_Information supplied:_
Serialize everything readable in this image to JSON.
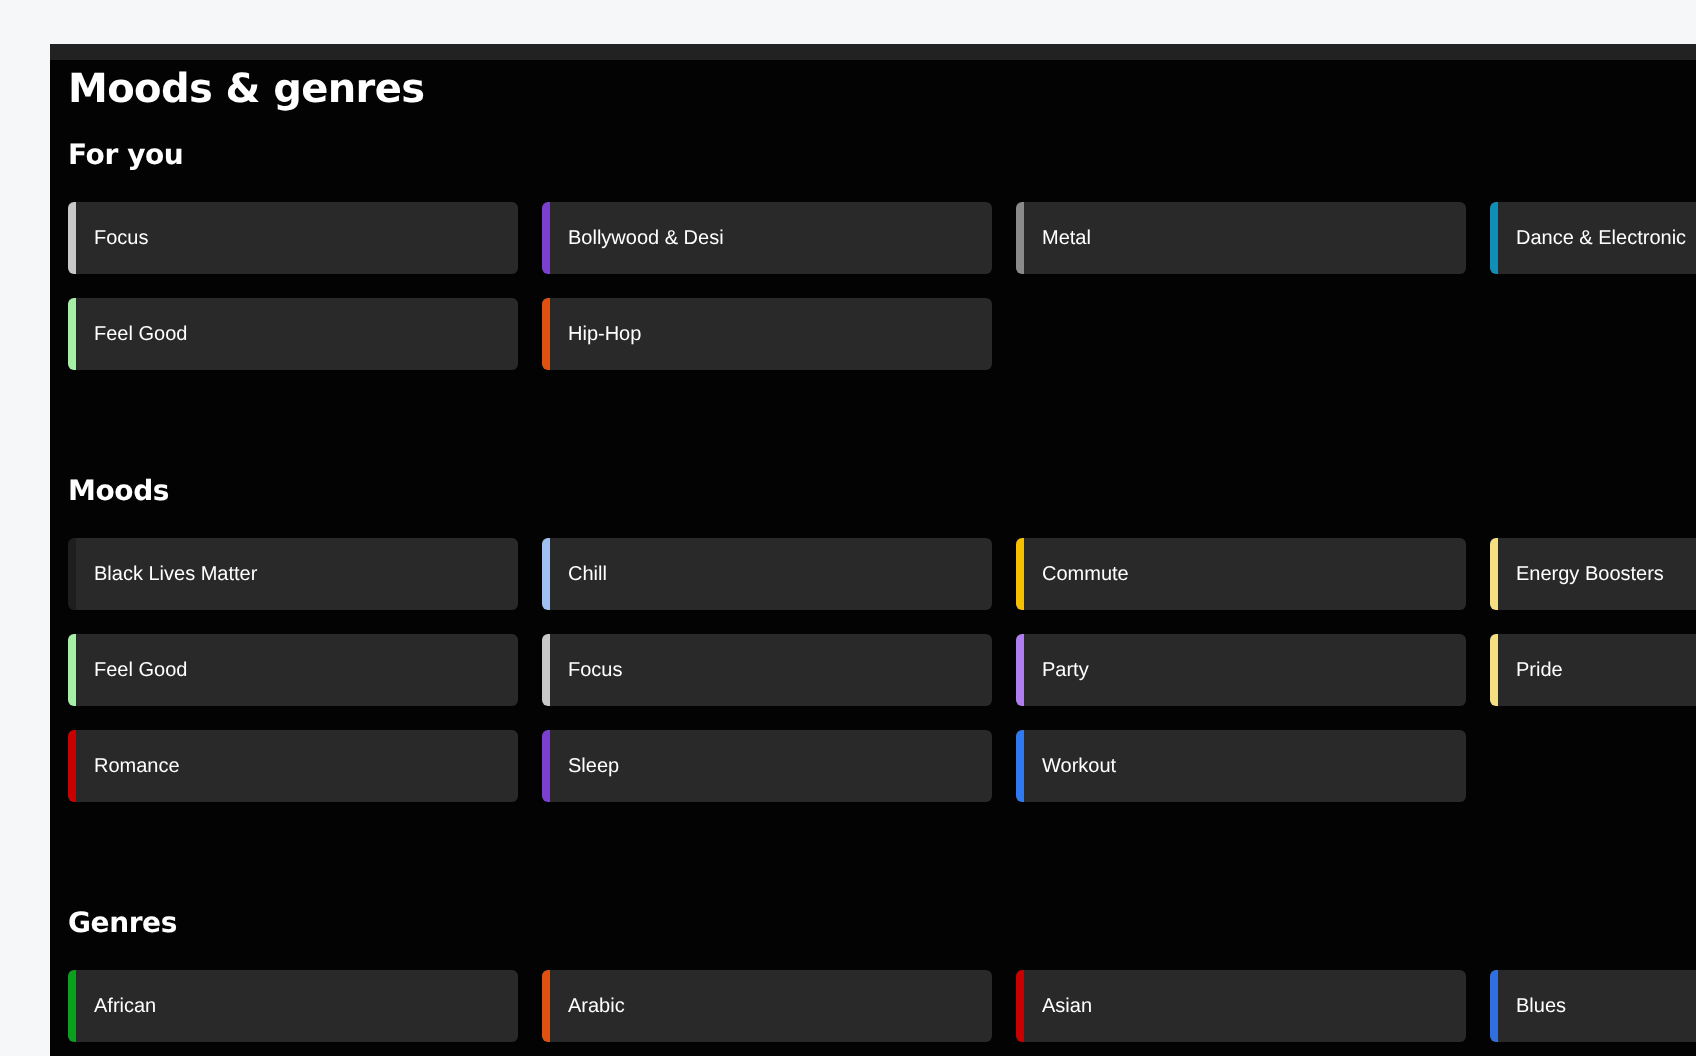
{
  "title": "Moods & genres",
  "sections": [
    {
      "heading": "For you",
      "tiles": [
        {
          "label": "Focus",
          "color": "#c8c8c8"
        },
        {
          "label": "Bollywood & Desi",
          "color": "#7b3fd1"
        },
        {
          "label": "Metal",
          "color": "#8a8a8a"
        },
        {
          "label": "Dance & Electronic",
          "color": "#0f8fb8"
        },
        {
          "label": "Feel Good",
          "color": "#a6f0a6"
        },
        {
          "label": "Hip-Hop",
          "color": "#e0500f"
        }
      ]
    },
    {
      "heading": "Moods",
      "tiles": [
        {
          "label": "Black Lives Matter",
          "color": "#1e1e1e"
        },
        {
          "label": "Chill",
          "color": "#9fc0f0"
        },
        {
          "label": "Commute",
          "color": "#f5c000"
        },
        {
          "label": "Energy Boosters",
          "color": "#f5df80"
        },
        {
          "label": "Feel Good",
          "color": "#a6f0a6"
        },
        {
          "label": "Focus",
          "color": "#c8c8c8"
        },
        {
          "label": "Party",
          "color": "#b07ef0"
        },
        {
          "label": "Pride",
          "color": "#f5df80"
        },
        {
          "label": "Romance",
          "color": "#c80000"
        },
        {
          "label": "Sleep",
          "color": "#7b3fd1"
        },
        {
          "label": "Workout",
          "color": "#2f7af0"
        }
      ]
    },
    {
      "heading": "Genres",
      "tiles": [
        {
          "label": "African",
          "color": "#0aa01e"
        },
        {
          "label": "Arabic",
          "color": "#e0500f"
        },
        {
          "label": "Asian",
          "color": "#c80000"
        },
        {
          "label": "Blues",
          "color": "#2f6fe0"
        }
      ]
    }
  ]
}
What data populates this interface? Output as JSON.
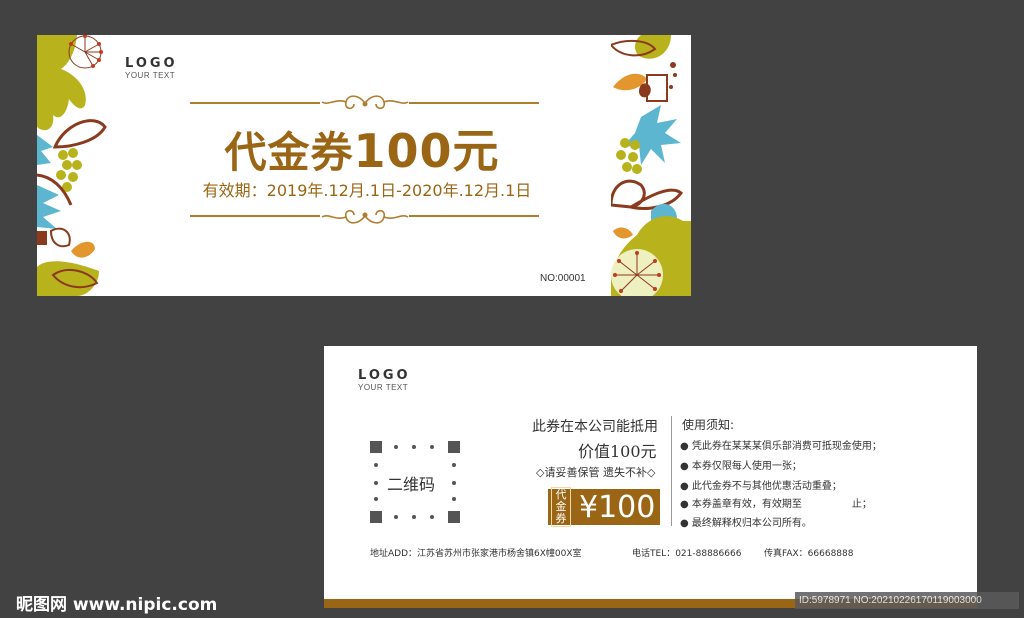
{
  "front": {
    "logo": "LOGO",
    "logo_sub": "YOUR TEXT",
    "title_prefix": "代金券",
    "title_amount": "100元",
    "validity": "有效期：2019年.12月.1日-2020年.12月.1日",
    "serial": "NO:00001"
  },
  "back": {
    "logo": "LOGO",
    "logo_sub": "YOUR TEXT",
    "qr_label": "二维码",
    "line1": "此券在本公司能抵用",
    "line2": "价值100元",
    "line3": "◇请妥善保管 遗失不补◇",
    "tag_label": "代金券",
    "tag_value": "¥100",
    "rules_title": "使用须知:",
    "rules": [
      "● 凭此券在某某某俱乐部消费可抵现金使用；",
      "● 本券仅限每人使用一张；",
      "● 此代金券不与其他优惠活动重叠；",
      "● 本券盖章有效，有效期至　　　　　止；",
      "● 最终解释权归本公司所有。"
    ],
    "address": "地址ADD：江苏省苏州市张家港市杨舍镇6X幢00X室",
    "phone": "电话TEL：021-88886666",
    "fax": "传真FAX：66668888"
  },
  "watermark": "昵图网 www.nipic.com",
  "image_id": "ID:5978971 NO:20210226170119003000",
  "colors": {
    "background": "#424242",
    "gold": "#9a6514",
    "olive": "#b8b21c",
    "teal": "#5cb6cf",
    "brown": "#8b3a1e",
    "orange": "#e4962e"
  }
}
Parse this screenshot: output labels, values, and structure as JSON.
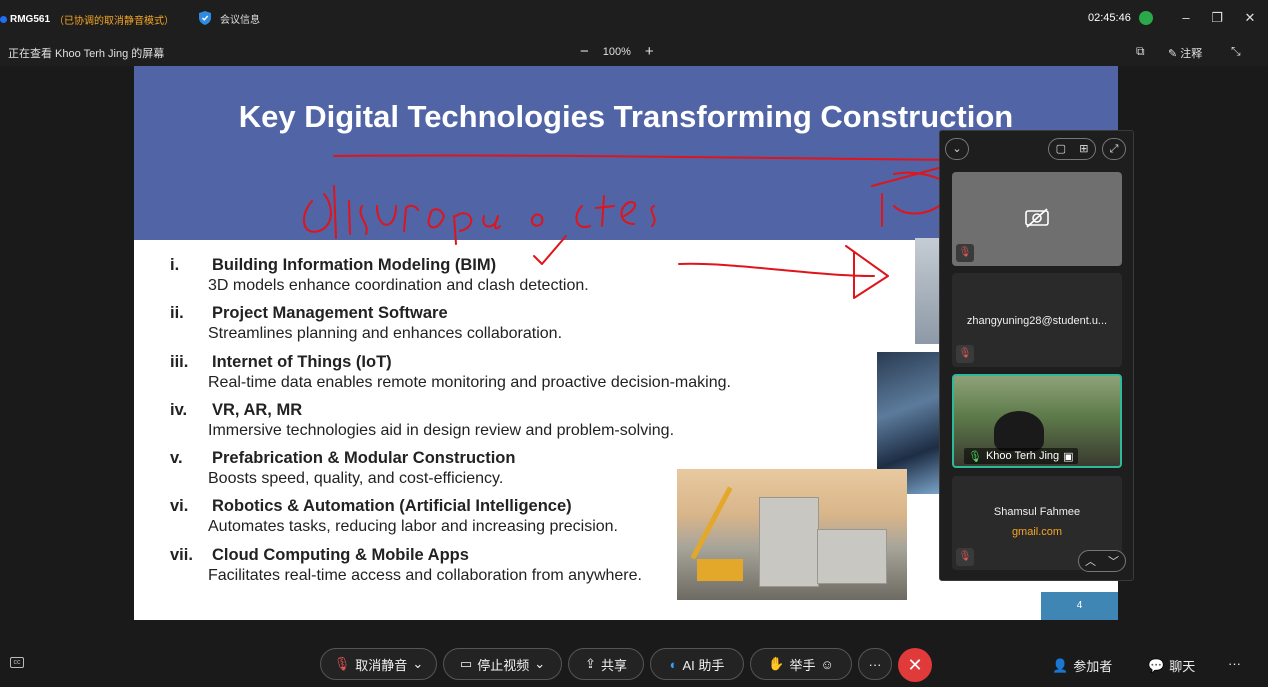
{
  "topbar": {
    "meeting_name": "RMG561",
    "muted_note": "（已协调的取消静音模式）",
    "info_label": "会议信息",
    "clock": "02:45:46"
  },
  "viewbar": {
    "viewing_label": "正在查看 Khoo Terh Jing 的屏幕",
    "zoom_minus": "−",
    "zoom_level": "100%",
    "zoom_plus": "+",
    "annotate_label": "注释"
  },
  "slide": {
    "title": "Key Digital Technologies Transforming Construction",
    "page_number": "4",
    "items": [
      {
        "num": "i.",
        "head": "Building Information Modeling (BIM)",
        "desc": "3D models enhance coordination and clash detection."
      },
      {
        "num": "ii.",
        "head": "Project Management Software",
        "desc": "Streamlines planning and enhances collaboration."
      },
      {
        "num": "iii.",
        "head": "Internet of Things (IoT)",
        "desc": "Real-time data enables remote monitoring and proactive decision-making."
      },
      {
        "num": "iv.",
        "head": "VR, AR, MR",
        "desc": "Immersive technologies aid in design review and problem-solving."
      },
      {
        "num": "v.",
        "head": "Prefabrication & Modular Construction",
        "desc": "Boosts speed, quality, and cost-efficiency."
      },
      {
        "num": "vi.",
        "head": "Robotics & Automation (Artificial Intelligence)",
        "desc": "Automates tasks, reducing labor and increasing precision."
      },
      {
        "num": "vii.",
        "head": "Cloud Computing & Mobile Apps",
        "desc": "Facilitates real-time access and collaboration from anywhere."
      }
    ]
  },
  "participants": {
    "tiles": [
      {
        "name": ""
      },
      {
        "name": "zhangyuning28@student.u..."
      },
      {
        "name": "Khoo Terh Jing"
      },
      {
        "name": "Shamsul Fahmee",
        "sub": "gmail.com"
      }
    ]
  },
  "controls": {
    "unmute": "取消静音",
    "stop_video": "停止视频",
    "share": "共享",
    "ai": "AI 助手",
    "raise_hand": "举手",
    "more": "···",
    "participants": "参加者",
    "chat": "聊天",
    "overflow": "···"
  },
  "colors": {
    "slide_header": "#5064a6",
    "end_call": "#e03a3a",
    "ink": "#e0141a",
    "active_tile_border": "#2fb89a"
  }
}
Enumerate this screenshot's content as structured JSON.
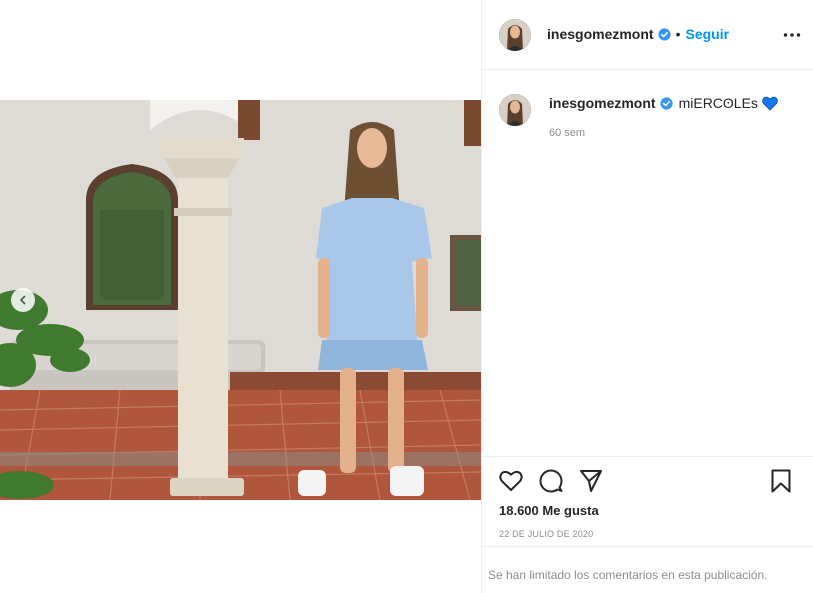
{
  "post": {
    "username": "inesgomezmont",
    "verified": true,
    "follow_label": "Seguir",
    "separator": "•",
    "caption_text": "miERCʘLEs",
    "caption_emoji": "blue-heart-icon",
    "caption_time": "60 sem",
    "likes": "18.600 Me gusta",
    "date": "22 DE JULIO DE 2020",
    "comments_notice": "Se han limitado los comentarios en esta publicación."
  },
  "icons": {
    "more": "more-options-icon",
    "like": "heart-outline-icon",
    "comment": "comment-icon",
    "share": "paper-plane-icon",
    "save": "bookmark-icon",
    "carousel_prev": "chevron-left-icon",
    "verified": "verified-badge-icon"
  },
  "colors": {
    "accent": "#0095f6",
    "text": "#262626",
    "muted": "#8e8e8e",
    "divider": "#efefef",
    "heart_emoji": "#1877f2"
  }
}
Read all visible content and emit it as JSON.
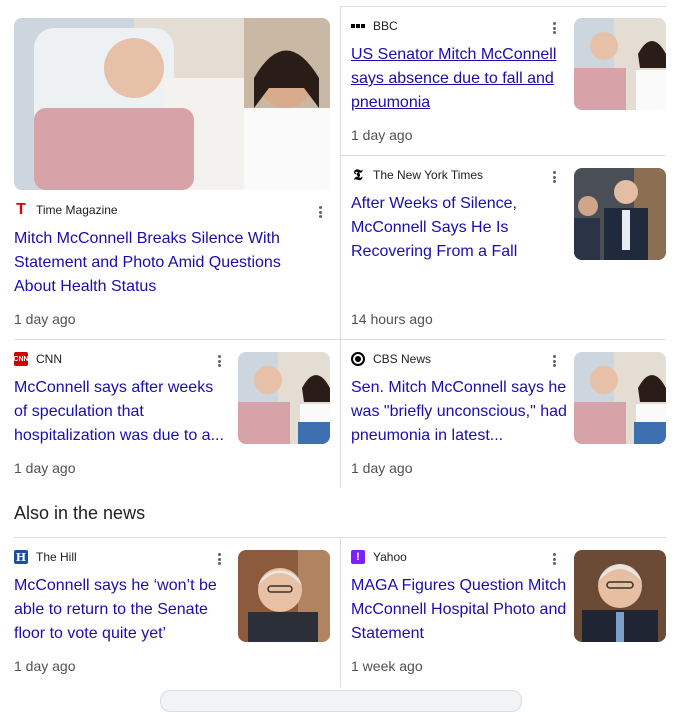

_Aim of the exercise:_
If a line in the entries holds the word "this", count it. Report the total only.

_Answer space:_
4